For Jensen Yorba Lott, that means designing a building to accommodate Triplette's panelization process, Jensen said.
This leads to the biggest advantage of the design/build approach it takes less time. St. Ann's would probably still be in the design phase instead of being an enclosed building 11 months after the project was started, he said. The building should be finished in late spring.
Triplette said he first started panelizing when working on a University of Alaska Juneau building in 1972.
"We did it on a smaller scale for years," he said.
The company has built many of the major buildings around town, including Floyd Dryden Middle School, Gastineau Elementary School and the Alaska State Museum, using traditional construction methods.
Triplette decided to take some time off from the public projects. He concentrated his efforts on apartment buildings and other development.
It wasn't until five years ago that Triplette applied the panelization process in earnest. After 12 years away from major public projects, Triplette again started actively bidding on them. His business plan called for a large shop in which he could build components of the building up to 40 feet long and roof components up to 50 feet long, he said.
Today, Triplette and Donovan are working 60 to 70 hours a week trying to finish the St. Ann's project, Donovan said.
The company, which dates back to 1946 when Triplette's father and a partner started it, has big plans for its own building which have been put off until after the St. Ann's project is finished. Plans call for a second story to be added with an outside elevator servicing the upper-floor office space. Parking and landscaping also would be added around the building.
"We want to show people what we're capable of," Donovan said.
Eventually, Triplette plans to build a dock that can accept barges on the channel side of Triplette's building. That would enable the company to expand its business throughout Southeast. Buildings could be prefabricated in the shop, loaded onto a barge, shipped anywhere in Southeast and assembled quickly on site.

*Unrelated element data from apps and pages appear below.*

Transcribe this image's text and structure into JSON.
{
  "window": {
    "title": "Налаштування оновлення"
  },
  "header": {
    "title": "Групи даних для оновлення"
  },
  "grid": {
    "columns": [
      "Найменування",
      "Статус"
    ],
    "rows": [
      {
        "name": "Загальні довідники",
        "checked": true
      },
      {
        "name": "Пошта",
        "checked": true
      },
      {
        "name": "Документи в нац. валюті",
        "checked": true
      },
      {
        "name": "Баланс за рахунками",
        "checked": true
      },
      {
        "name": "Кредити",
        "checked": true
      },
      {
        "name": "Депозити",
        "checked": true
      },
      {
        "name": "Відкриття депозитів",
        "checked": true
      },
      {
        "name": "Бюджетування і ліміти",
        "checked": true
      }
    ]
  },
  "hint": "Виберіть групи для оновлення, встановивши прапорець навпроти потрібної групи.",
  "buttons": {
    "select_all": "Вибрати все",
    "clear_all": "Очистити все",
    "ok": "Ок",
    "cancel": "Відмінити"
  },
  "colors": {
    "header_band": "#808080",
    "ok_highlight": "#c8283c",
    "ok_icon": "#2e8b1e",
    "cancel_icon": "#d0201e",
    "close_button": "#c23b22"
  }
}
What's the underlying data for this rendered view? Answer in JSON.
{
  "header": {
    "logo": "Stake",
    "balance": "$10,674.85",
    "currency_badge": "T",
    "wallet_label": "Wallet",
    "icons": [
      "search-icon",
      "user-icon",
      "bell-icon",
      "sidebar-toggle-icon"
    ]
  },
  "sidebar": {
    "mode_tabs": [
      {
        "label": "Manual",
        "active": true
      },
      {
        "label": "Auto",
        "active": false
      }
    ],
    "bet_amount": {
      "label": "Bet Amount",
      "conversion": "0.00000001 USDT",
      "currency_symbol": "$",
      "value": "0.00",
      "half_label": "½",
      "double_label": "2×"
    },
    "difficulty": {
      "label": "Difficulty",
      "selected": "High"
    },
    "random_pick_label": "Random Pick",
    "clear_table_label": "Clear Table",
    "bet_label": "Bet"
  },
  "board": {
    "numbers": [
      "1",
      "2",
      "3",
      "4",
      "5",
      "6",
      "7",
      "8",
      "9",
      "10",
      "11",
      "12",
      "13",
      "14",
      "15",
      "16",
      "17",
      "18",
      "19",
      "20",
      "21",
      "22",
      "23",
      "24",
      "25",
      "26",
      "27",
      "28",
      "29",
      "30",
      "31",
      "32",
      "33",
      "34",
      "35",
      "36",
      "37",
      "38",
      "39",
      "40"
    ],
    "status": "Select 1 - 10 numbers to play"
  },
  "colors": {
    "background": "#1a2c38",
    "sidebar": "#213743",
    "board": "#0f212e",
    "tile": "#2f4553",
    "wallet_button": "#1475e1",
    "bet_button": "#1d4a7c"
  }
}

"It would be like storming the beaches at Normandy," Donovan said.
Mike Hinman can be reached at firstname.lastname@example.org.